We discern no error in the district court's charge. “The jury instruction at the end of the trial ․ was an entirely correct statement of the law.” Noone, 913 F.2d at 33 (citing United States v. Silvestri, 790 F.2d 186, 191-92 (1st Cir.1986)).
For the foregoing reasons, we affirm Sherman's conviction under 18 U.S.C. § 924(c)(1)(A).
1. Sherman presented his defense through the cross-examination of government witnesses. He did not testify or call witnesses on his behalf.
2. Sherman was sentenced to a mandatory minimum of 60 months on Counts One and Two and a term of 60 months on Count Four, all to run concurrently with each other, but consecutively to the mandatory minimum of 60 months for Count Three, for a total of 120 months, or 10 years, imprisonment.

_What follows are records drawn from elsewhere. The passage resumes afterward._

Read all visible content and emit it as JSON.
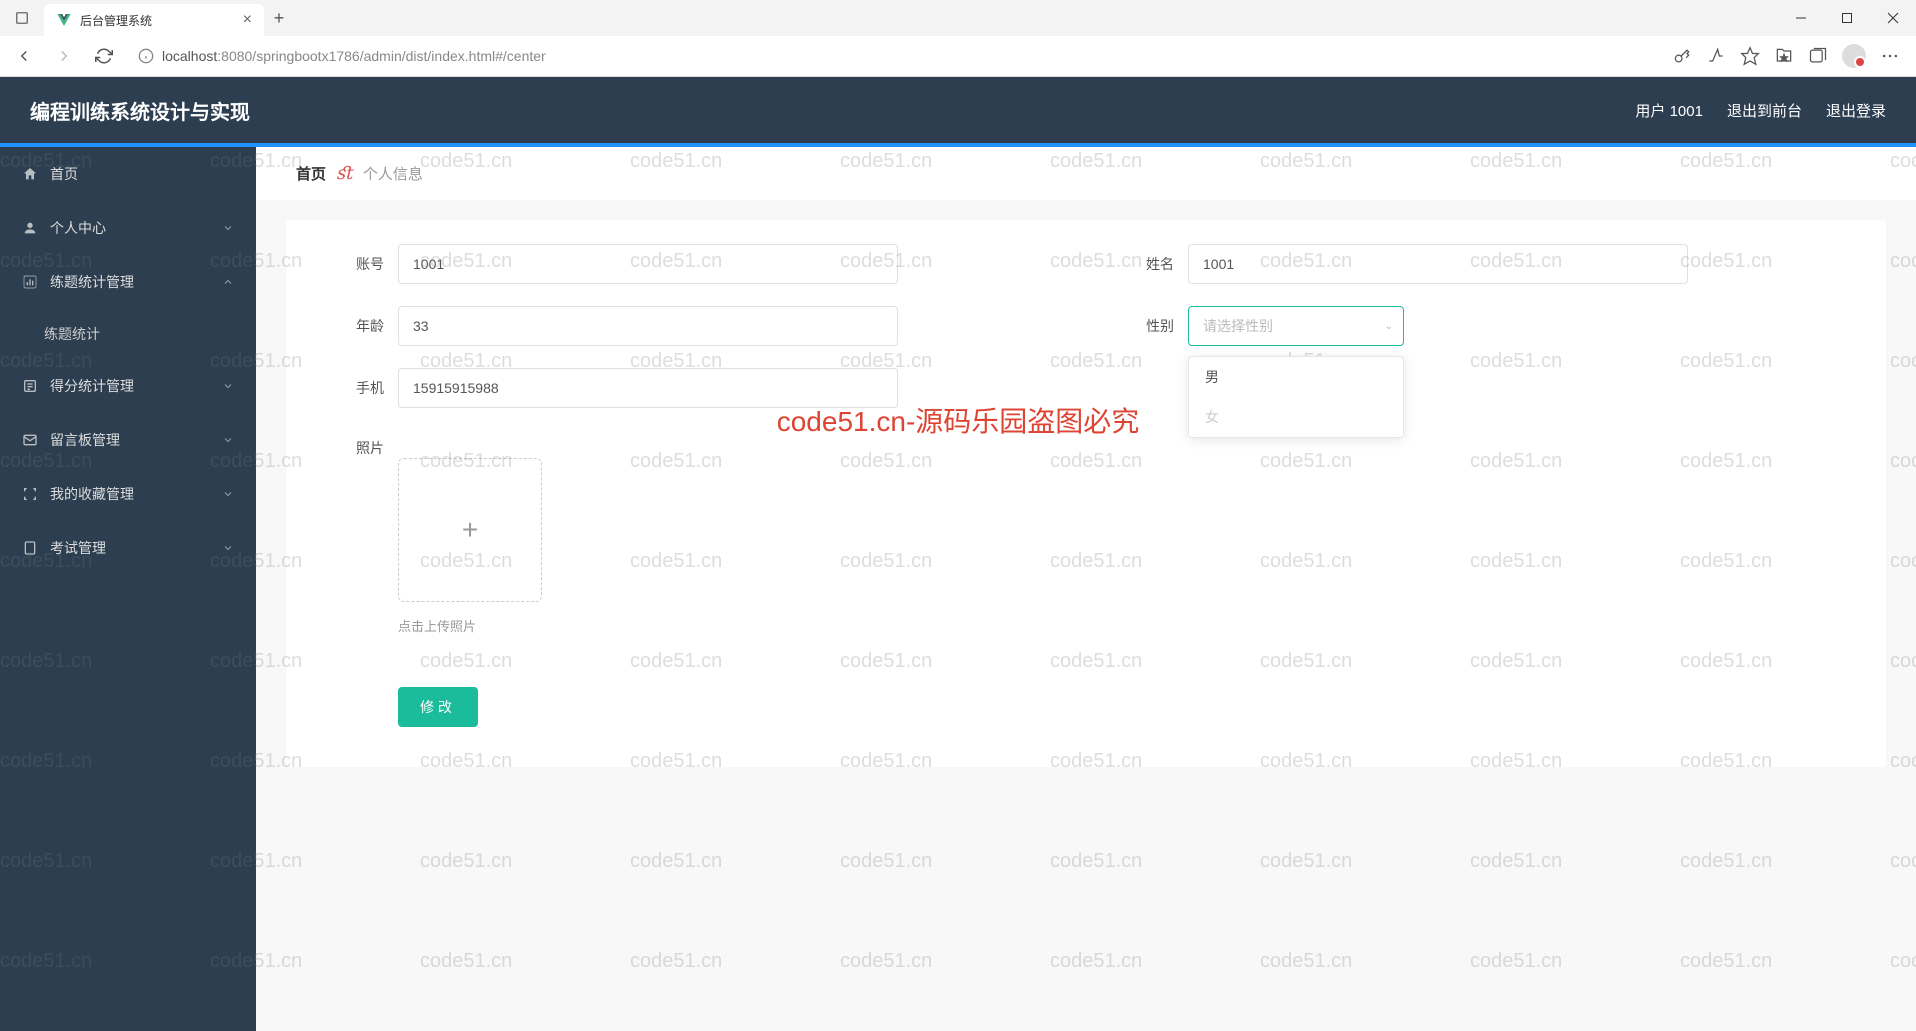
{
  "browser": {
    "tab_title": "后台管理系统",
    "url_host": "localhost",
    "url_port_path": ":8080/springbootx1786/admin/dist/index.html#/center"
  },
  "header": {
    "app_title": "编程训练系统设计与实现",
    "user_label": "用户 1001",
    "logout_front": "退出到前台",
    "logout": "退出登录"
  },
  "sidebar": {
    "items": [
      {
        "label": "首页",
        "icon": "home",
        "expandable": false
      },
      {
        "label": "个人中心",
        "icon": "user",
        "expandable": true
      },
      {
        "label": "练题统计管理",
        "icon": "chart",
        "expandable": true,
        "open": true
      },
      {
        "label": "得分统计管理",
        "icon": "list",
        "expandable": true
      },
      {
        "label": "留言板管理",
        "icon": "message",
        "expandable": true
      },
      {
        "label": "我的收藏管理",
        "icon": "star",
        "expandable": true
      },
      {
        "label": "考试管理",
        "icon": "doc",
        "expandable": true
      }
    ],
    "submenu_exercise": "练题统计"
  },
  "breadcrumb": {
    "home": "首页",
    "current": "个人信息"
  },
  "form": {
    "account_label": "账号",
    "account_value": "1001",
    "name_label": "姓名",
    "name_value": "1001",
    "age_label": "年龄",
    "age_value": "33",
    "gender_label": "性别",
    "gender_placeholder": "请选择性别",
    "gender_options": [
      "男",
      "女"
    ],
    "phone_label": "手机",
    "phone_value": "15915915988",
    "photo_label": "照片",
    "upload_hint": "点击上传照片",
    "submit": "修改"
  },
  "watermark": {
    "text": "code51.cn",
    "main": "code51.cn-源码乐园盗图必究"
  }
}
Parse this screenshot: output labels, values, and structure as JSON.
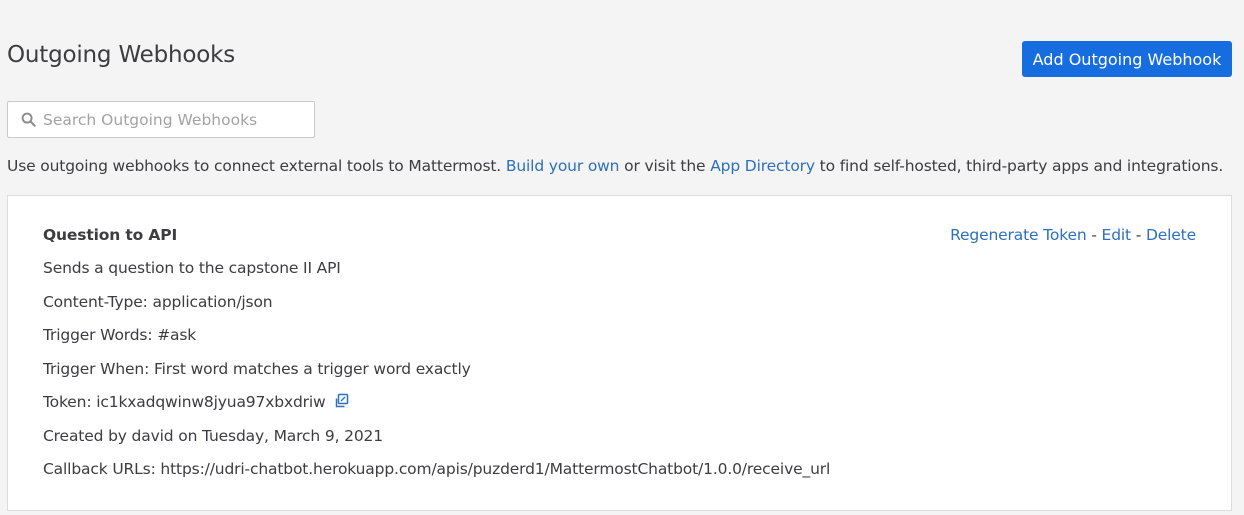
{
  "header": {
    "title": "Outgoing Webhooks",
    "add_button_label": "Add Outgoing Webhook"
  },
  "search": {
    "placeholder": "Search Outgoing Webhooks",
    "value": ""
  },
  "intro": {
    "text_before": "Use outgoing webhooks to connect external tools to Mattermost. ",
    "link_build": "Build your own",
    "text_middle": " or visit the ",
    "link_directory": "App Directory",
    "text_after": " to find self-hosted, third-party apps and integrations."
  },
  "webhook": {
    "title": "Question to API",
    "description": "Sends a question to the capstone II API",
    "content_type": "Content-Type: application/json",
    "trigger_words": "Trigger Words: #ask",
    "trigger_when": "Trigger When: First word matches a trigger word exactly",
    "token": "Token: ic1kxadqwinw8jyua97xbxdriw",
    "created": "Created by david on Tuesday, March 9, 2021",
    "callback_urls": "Callback URLs: https://udri-chatbot.herokuapp.com/apis/puzderd1/MattermostChatbot/1.0.0/receive_url",
    "actions": {
      "regenerate": "Regenerate Token",
      "separator": " - ",
      "edit": "Edit",
      "delete": "Delete"
    }
  },
  "icons": {
    "search": "search-icon",
    "copy": "copy-icon"
  },
  "colors": {
    "primary_button": "#166de0",
    "link": "#2d6fc0",
    "background": "#f4f4f4",
    "text": "#3d3c40"
  }
}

3. A “drug trafficking crime” means any felony punishable under the Controlled Substances Act, see 18 U.S.C. § 924(c)(1)(D)(2), such as manufacturing marijuana, see 21 U.S.C. § 841(a)(1), or conspiracy to manufacture marijuana, see 21 U.S.C. § 846. We also have observed that possession with intent to distribute is a drug trafficking crime. United States v. Luciano, 329 F.3d 1, 6 (1st Cir.2003).
4. Sherman was under no obligation to offer an innocent explanation of the firearms. See Grace, 367 F.3d at 32 (Grace testified that she purchased the gun to protect herself and her daughter). However, the jury was free to note that the firearms lacked an obviously innocent purpose. For example, they were neither hunting rifles nor unloaded antiques mounted to the wall. See Ceballos-Torres, 218 F.3d at 415.
5. During the June 11 search, the officers did, however, find leaves scattered on the floors and concluded that some marijuana had been processed into “shake,” slang for the leaves of the marijuana plant that can be sold more cheaply than the plant's bud. The jury heard this evidence and reasonably could have believed Sherman had been selling shake.
6. We find Sherman's reference to the Supreme Court's recent Ressam decision at best irrelevant to this case. United States v. Ressam, --- U.S. ----, 128 S.Ct. 1858, 170 L.Ed.2d 640 (2008).
7. We agree with Sherman that the district court could have included as a factor for consideration the location where the guns were found (here, a remote camp) but recognize that the court instead chose to proceed along a strict recitation of factors this circuit already has promulgated. This decision was not an abuse of discretion. See United States v. Prigmore, 243 F.3d 1, 17 (1st Cir.2001) (“[A]ttempts to clarify inherently nebulous concepts can do more harm than good.”).
STAHL, Circuit Judge.